Component data from apps and pages:
+ + + + + + +

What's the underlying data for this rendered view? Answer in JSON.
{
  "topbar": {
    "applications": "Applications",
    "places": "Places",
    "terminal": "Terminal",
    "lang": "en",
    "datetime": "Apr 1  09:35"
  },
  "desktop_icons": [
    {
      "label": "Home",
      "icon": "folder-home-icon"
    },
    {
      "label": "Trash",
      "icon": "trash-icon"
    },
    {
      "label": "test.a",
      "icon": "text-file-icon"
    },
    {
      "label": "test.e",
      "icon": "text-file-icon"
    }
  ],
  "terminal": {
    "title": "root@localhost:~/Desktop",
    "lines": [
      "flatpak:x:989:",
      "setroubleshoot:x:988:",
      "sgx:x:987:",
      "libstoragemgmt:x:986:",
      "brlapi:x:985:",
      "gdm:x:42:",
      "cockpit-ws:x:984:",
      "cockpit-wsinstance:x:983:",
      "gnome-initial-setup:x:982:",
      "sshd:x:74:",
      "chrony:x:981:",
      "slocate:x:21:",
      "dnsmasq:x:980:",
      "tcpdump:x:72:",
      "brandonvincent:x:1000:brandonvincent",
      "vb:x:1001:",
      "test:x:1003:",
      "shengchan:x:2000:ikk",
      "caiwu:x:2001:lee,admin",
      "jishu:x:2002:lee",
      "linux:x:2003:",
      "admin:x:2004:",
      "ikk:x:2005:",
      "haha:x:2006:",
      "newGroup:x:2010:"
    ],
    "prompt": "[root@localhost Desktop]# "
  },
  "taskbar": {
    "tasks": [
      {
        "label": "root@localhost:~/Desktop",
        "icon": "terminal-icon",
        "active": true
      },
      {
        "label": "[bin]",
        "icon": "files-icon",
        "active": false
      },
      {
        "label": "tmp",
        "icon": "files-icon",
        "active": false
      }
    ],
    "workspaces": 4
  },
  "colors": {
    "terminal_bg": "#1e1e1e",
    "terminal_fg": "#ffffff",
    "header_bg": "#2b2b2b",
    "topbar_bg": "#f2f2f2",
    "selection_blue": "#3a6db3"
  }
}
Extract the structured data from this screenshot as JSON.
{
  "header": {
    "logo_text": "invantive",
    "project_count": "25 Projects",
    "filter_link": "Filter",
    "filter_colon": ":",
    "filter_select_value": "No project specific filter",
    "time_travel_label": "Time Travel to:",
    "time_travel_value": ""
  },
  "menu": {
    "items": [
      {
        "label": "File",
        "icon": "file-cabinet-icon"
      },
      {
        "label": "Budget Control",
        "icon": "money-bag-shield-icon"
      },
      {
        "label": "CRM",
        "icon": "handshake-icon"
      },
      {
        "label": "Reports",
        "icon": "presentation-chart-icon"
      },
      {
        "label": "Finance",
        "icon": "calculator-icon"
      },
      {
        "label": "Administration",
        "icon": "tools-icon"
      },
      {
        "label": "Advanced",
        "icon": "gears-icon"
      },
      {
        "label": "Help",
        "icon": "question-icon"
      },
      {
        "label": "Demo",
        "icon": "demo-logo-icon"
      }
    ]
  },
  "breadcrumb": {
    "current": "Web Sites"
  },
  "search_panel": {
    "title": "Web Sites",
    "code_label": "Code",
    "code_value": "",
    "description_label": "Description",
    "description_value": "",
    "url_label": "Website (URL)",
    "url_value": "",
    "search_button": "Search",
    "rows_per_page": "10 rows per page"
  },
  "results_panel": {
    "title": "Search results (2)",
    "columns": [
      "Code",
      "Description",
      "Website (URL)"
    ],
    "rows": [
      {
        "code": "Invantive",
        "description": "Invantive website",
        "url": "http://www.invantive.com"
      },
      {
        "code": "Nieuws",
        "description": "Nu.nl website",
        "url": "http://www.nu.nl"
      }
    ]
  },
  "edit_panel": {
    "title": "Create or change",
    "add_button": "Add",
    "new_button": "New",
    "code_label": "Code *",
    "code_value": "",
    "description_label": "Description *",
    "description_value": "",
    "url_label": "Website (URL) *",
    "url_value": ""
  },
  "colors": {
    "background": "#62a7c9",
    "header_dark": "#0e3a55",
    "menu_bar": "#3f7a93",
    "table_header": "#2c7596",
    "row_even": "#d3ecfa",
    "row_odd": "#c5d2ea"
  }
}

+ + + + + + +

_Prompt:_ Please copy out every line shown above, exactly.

_Exercise answer:_
What's the underlying data for this rendered view? Answer in JSON.
{
  "topbar": {
    "applications": "Applications",
    "places": "Places",
    "terminal": "Terminal",
    "lang": "en",
    "datetime": "Apr 1  09:35"
  },
  "desktop_icons": [
    {
      "label": "Home",
      "icon": "folder-home-icon"
    },
    {
      "label": "Trash",
      "icon": "trash-icon"
    },
    {
      "label": "test.a",
      "icon": "text-file-icon"
    },
    {
      "label": "test.e",
      "icon": "text-file-icon"
    }
  ],
  "terminal": {
    "title": "root@localhost:~/Desktop",
    "lines": [
      "flatpak:x:989:",
      "setroubleshoot:x:988:",
      "sgx:x:987:",
      "libstoragemgmt:x:986:",
      "brlapi:x:985:",
      "gdm:x:42:",
      "cockpit-ws:x:984:",
      "cockpit-wsinstance:x:983:",
      "gnome-initial-setup:x:982:",
      "sshd:x:74:",
      "chrony:x:981:",
      "slocate:x:21:",
      "dnsmasq:x:980:",
      "tcpdump:x:72:",
      "brandonvincent:x:1000:brandonvincent",
      "vb:x:1001:",
      "test:x:1003:",
      "shengchan:x:2000:ikk",
      "caiwu:x:2001:lee,admin",
      "jishu:x:2002:lee",
      "linux:x:2003:",
      "admin:x:2004:",
      "ikk:x:2005:",
      "haha:x:2006:",
      "newGroup:x:2010:"
    ],
    "prompt": "[root@localhost Desktop]# "
  },
  "taskbar": {
    "tasks": [
      {
        "label": "root@localhost:~/Desktop",
        "icon": "terminal-icon",
        "active": true
      },
      {
        "label": "[bin]",
        "icon": "files-icon",
        "active": false
      },
      {
        "label": "tmp",
        "icon": "files-icon",
        "active": false
      }
    ],
    "workspaces": 4
  },
  "colors": {
    "terminal_bg": "#1e1e1e",
    "terminal_fg": "#ffffff",
    "header_bg": "#2b2b2b",
    "topbar_bg": "#f2f2f2",
    "selection_blue": "#3a6db3"
  }
}
Extract the structured data from this screenshot as JSON.
{
  "header": {
    "logo_text": "invantive",
    "project_count": "25 Projects",
    "filter_link": "Filter",
    "filter_colon": ":",
    "filter_select_value": "No project specific filter",
    "time_travel_label": "Time Travel to:",
    "time_travel_value": ""
  },
  "menu": {
    "items": [
      {
        "label": "File",
        "icon": "file-cabinet-icon"
      },
      {
        "label": "Budget Control",
        "icon": "money-bag-shield-icon"
      },
      {
        "label": "CRM",
        "icon": "handshake-icon"
      },
      {
        "label": "Reports",
        "icon": "presentation-chart-icon"
      },
      {
        "label": "Finance",
        "icon": "calculator-icon"
      },
      {
        "label": "Administration",
        "icon": "tools-icon"
      },
      {
        "label": "Advanced",
        "icon": "gears-icon"
      },
      {
        "label": "Help",
        "icon": "question-icon"
      },
      {
        "label": "Demo",
        "icon": "demo-logo-icon"
      }
    ]
  },
  "breadcrumb": {
    "current": "Web Sites"
  },
  "search_panel": {
    "title": "Web Sites",
    "code_label": "Code",
    "code_value": "",
    "description_label": "Description",
    "description_value": "",
    "url_label": "Website (URL)",
    "url_value": "",
    "search_button": "Search",
    "rows_per_page": "10 rows per page"
  },
  "results_panel": {
    "title": "Search results (2)",
    "columns": [
      "Code",
      "Description",
      "Website (URL)"
    ],
    "rows": [
      {
        "code": "Invantive",
        "description": "Invantive website",
        "url": "http://www.invantive.com"
      },
      {
        "code": "Nieuws",
        "description": "Nu.nl website",
        "url": "http://www.nu.nl"
      }
    ]
  },
  "edit_panel": {
    "title": "Create or change",
    "add_button": "Add",
    "new_button": "New",
    "code_label": "Code *",
    "code_value": "",
    "description_label": "Description *",
    "description_value": "",
    "url_label": "Website (URL) *",
    "url_value": ""
  },
  "colors": {
    "background": "#62a7c9",
    "header_dark": "#0e3a55",
    "menu_bar": "#3f7a93",
    "table_header": "#2c7596",
    "row_even": "#d3ecfa",
    "row_odd": "#c5d2ea"
  }
}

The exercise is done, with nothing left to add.